Critical hits, the dying condition, and certain particularly grievous attacks can cause damage to your vitality. Whenever your character (or any creature) suffers a critical hit, it automatically suffers one point of vitality damage. If the critical hit deals more damage than the creature's heal value, it loses an additional point of vitality due to the severity of the wound. If the critical hit deals more damage than its bloodied value, it loses yet a third point of vitality.
When your character's Vitality is reduced to 0, any further damage that would reduce their vitality instead deals additional damage equal to their heal value. If a character is out of vitality and hit points, they are dead.

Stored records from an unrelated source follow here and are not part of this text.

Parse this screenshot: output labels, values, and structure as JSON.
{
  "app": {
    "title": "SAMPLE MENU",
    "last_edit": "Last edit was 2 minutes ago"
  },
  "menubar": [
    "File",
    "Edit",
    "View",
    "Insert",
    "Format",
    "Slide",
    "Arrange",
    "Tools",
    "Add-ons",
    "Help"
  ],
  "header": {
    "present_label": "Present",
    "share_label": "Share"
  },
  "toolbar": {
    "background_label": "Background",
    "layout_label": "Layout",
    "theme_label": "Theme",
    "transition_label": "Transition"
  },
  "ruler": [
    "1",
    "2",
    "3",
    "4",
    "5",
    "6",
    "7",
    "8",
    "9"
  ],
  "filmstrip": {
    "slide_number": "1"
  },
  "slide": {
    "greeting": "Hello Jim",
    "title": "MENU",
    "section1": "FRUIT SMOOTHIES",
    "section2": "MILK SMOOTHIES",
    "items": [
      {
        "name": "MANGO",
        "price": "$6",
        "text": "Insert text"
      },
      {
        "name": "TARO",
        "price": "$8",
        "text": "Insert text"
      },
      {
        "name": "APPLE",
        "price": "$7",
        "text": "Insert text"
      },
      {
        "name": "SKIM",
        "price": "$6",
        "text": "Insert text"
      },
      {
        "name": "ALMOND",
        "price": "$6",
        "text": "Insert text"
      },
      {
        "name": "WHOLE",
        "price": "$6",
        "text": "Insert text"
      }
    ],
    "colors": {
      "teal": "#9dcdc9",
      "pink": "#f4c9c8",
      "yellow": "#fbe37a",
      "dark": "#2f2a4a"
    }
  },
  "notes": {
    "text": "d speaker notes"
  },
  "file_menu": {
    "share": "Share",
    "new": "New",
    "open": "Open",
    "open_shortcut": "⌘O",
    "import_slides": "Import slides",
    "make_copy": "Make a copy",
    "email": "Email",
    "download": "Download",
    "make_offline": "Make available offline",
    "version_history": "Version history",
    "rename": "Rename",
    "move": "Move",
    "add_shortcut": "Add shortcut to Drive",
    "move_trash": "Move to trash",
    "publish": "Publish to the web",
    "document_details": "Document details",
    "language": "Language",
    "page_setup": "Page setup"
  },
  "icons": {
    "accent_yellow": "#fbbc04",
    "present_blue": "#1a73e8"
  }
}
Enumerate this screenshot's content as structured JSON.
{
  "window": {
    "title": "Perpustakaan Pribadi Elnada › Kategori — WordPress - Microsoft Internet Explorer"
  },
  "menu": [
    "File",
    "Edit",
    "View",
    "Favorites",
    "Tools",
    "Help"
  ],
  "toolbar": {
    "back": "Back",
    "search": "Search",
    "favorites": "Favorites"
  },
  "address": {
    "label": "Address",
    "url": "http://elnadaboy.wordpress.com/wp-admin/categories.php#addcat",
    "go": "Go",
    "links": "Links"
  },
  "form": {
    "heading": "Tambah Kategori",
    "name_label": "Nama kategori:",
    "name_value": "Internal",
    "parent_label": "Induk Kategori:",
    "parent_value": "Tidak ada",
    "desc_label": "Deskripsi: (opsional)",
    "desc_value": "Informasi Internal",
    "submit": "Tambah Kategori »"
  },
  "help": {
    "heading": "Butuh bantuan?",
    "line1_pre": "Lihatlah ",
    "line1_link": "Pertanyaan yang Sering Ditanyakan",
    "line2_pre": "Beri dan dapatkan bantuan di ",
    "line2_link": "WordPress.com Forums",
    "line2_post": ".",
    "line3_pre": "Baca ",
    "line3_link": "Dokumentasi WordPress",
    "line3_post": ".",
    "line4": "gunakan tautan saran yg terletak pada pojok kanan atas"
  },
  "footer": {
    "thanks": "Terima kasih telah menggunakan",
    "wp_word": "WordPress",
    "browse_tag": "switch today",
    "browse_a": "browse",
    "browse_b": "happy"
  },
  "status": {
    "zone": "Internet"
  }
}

Each point of vitality provides you with one Healing Reserve, which is an expendable resource that represents your ability to push through pain and reinvigorate yourself to keep fighting. Various actions allow you to spend a healing reserve; when you do, you regain hit points equal to your heal value, which is equal to half your bloodied value, rounded up. When you take Vitality damage, you also automatically lose any reserves in excess of your new Vitality, which you cannot recover until the Vitality damage heals. If you have already spent more reserves than your current vitality, you do not lose a reserve when you lose vitality - the reserve that you would lose was already spent.

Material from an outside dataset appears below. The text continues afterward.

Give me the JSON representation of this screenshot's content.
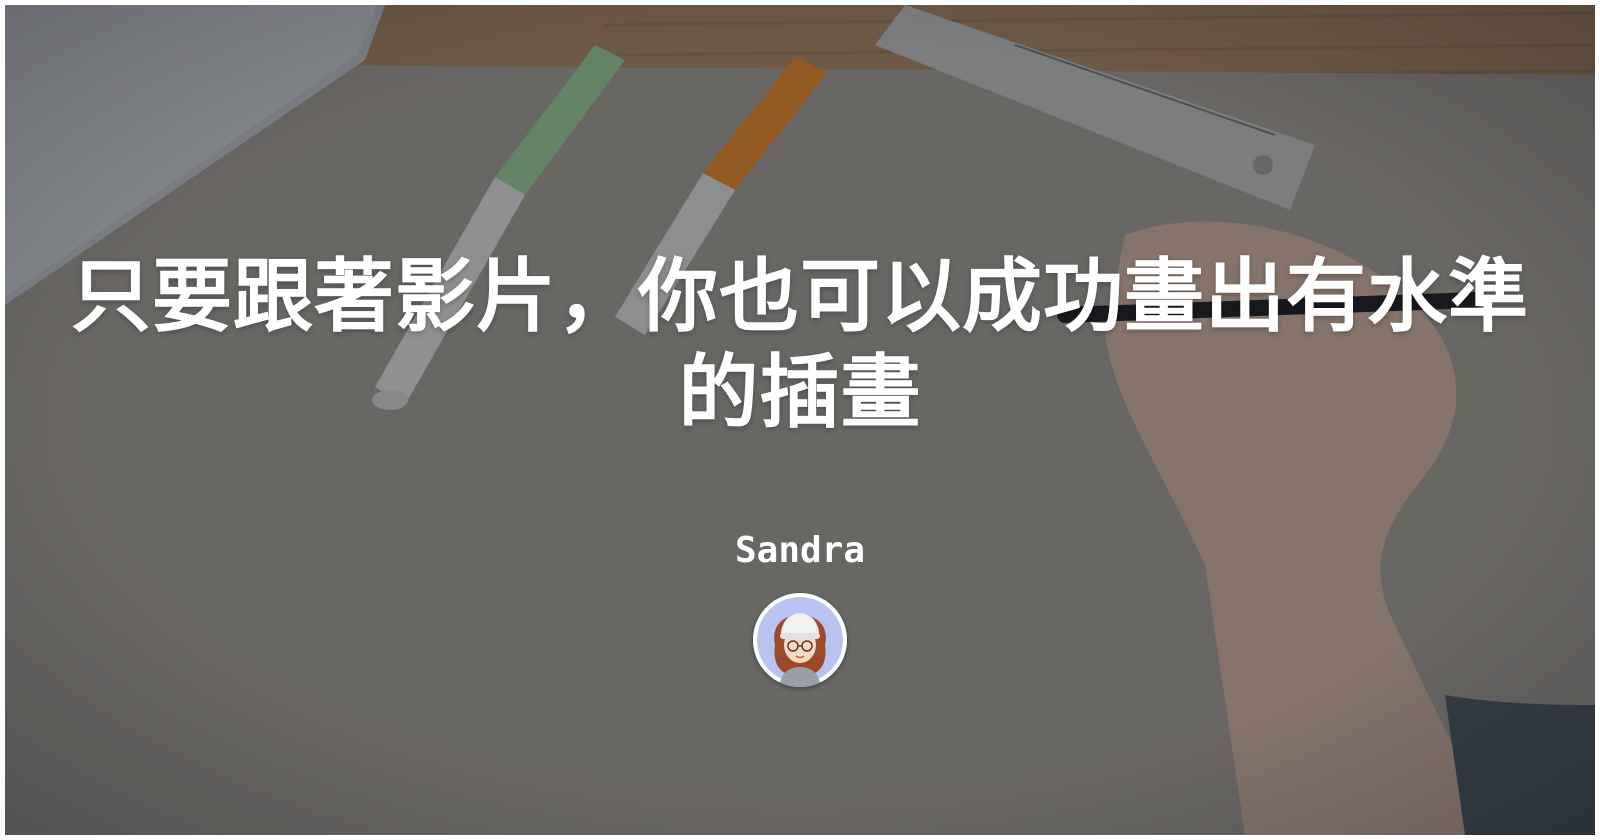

Whenever you take a short rest, you may choose to spend any number of healing reserves, regaining hit points equal to your heal value for each reserve that you spend. If you have per-encounter feats that allow you to regain additional hit points when you spend a reserve, you may use each of those feats once during the Short Rest.
Whenever you take an extended rest, you regain a number of hit points equal to your heal value times your remaining reserves, then regain 1 point of lost Vitality if you have taken any Vitality damage. You then regain all reserves up to your current Vitality.
Optional Rule - Lingering WoundsEdit
Characters who want to play a more gritty game may utilize the following rule for detailed critical hit damage:
Whenever a character suffers one or more points of Vitality damage due to a critical hit, roll 1D20 + the amount of vitality damage lost to the hit, then subtracts the target’s Fortitude defense. Apply the indicated condition (if any) until all of the target’s vitality damage is fully healed.
Roll Result Lingering Wound Effect 0 or lower No Effect 1 to 2 Cannot use main hand 3 to 4 Cannot use off hand 5 to 7 Slowed 8 to 9 Weakened 10 Deafened 11 Blinded 12 Dazed 13 or higher Stunned
Particularly gritty settings may wish to force players to make an Endurance roll during each extended rest in order to regain a point of vitality; a failure means no vitality is regained during that rest, while a critical success means two points are regained, and a critical failure means that one Lingering Wound effect becomes a permanent affliction until healed with high-level magic. One character may make a Heal check once per day to attempt to aid healing; if they succeed, one additional point of vitality is healed, and on a critical success two additional points are regained. A critical failure on this Heal roll should be treated as a critical hit from a weapon, inflicting damage equal to the character’s reserve value.